A lot of people, as well as having social media accounts and a CV, also have a personal website. Or a site that promotes their professional selves. Sometimes it’s used as a placeholder. Sometimes it’s used as an infrequently updated portfolio. And in some cases, it’s a frequently updated hub of activity. It tells people what they’re doing, what they’re thinking about, what they have and are working on, what they’re into and what they’re not, and why.
The small subset of people that use their own slice of the internet in such a way probably want to build an audience of some sort, often for a variety of reasons. But they—and I include myself in this group—go about constructing their site or resource with one thing in mind; what they want.
They want to build an audience, and they’ve heard a key component is building a permission asset. The simplest permission asset is an email list. So they optimise everything with that end in mind. Autoresponder sequences and targeted copy. Calls to action. Pop up boxes and prompts at the end of every post, in the sidebar and in the footer. Constant link-dropping to the page that promotes their email list.
I don’t know about you, but when I go to a site and get bombarded by pop ups telling me about an email list and free things I’ll get for signing up and how many other people cannot live without the newsletter, I get annoyed and leave. I want to look around. I want to see what I can find. I want to explore your work, portfolio, story, whatever, in my own time. I don’t want to be nudged into doing anything.
Yes, by all means, be helpful by providing a nice user experience and interface, links to your best or most popular work, and clear navigation. Yes, tell me about what you do and why you do it. But don’t think for one second that I care what you want me to do. I don’t care if you want to build a permission asset. I don’t care if you want me to buy a product or sign up for a trial of a service or share your post.

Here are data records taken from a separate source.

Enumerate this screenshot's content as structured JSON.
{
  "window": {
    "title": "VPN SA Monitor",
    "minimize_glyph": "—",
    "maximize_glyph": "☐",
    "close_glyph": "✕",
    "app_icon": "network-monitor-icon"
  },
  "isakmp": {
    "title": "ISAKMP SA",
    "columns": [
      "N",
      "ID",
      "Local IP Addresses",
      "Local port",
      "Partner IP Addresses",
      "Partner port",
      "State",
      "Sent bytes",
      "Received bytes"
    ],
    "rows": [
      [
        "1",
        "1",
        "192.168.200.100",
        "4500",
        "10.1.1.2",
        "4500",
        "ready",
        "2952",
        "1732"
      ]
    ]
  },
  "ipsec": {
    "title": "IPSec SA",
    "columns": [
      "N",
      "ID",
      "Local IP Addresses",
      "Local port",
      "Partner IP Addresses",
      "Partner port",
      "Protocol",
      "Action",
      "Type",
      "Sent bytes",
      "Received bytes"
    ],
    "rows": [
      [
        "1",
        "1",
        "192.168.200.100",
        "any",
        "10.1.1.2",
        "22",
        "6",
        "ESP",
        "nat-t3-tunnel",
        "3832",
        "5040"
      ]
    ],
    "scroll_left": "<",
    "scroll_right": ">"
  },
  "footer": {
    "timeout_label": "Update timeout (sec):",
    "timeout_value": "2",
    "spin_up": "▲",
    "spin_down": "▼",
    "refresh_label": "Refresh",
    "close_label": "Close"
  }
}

In an ideal world, this is what I want to happen when I go to any site: I want to be able to do anything I can think of, and be forced to do none of it. Give me options, and make taking them as frictionless and risk-free as possible. But don’t try to manipulate me into doing what you want. Let me immerse myself in your life, story and work. Don’t interrupt.
It’s a different approach to design. Instead of trying to show off and shove the value we create down the throats of the people that pass through, how about we let what we do speak for itself? How about letting people discover things for themselves? How about we give them a map, a short history, and allow them to explore, rather than trying to take them on a guided tour?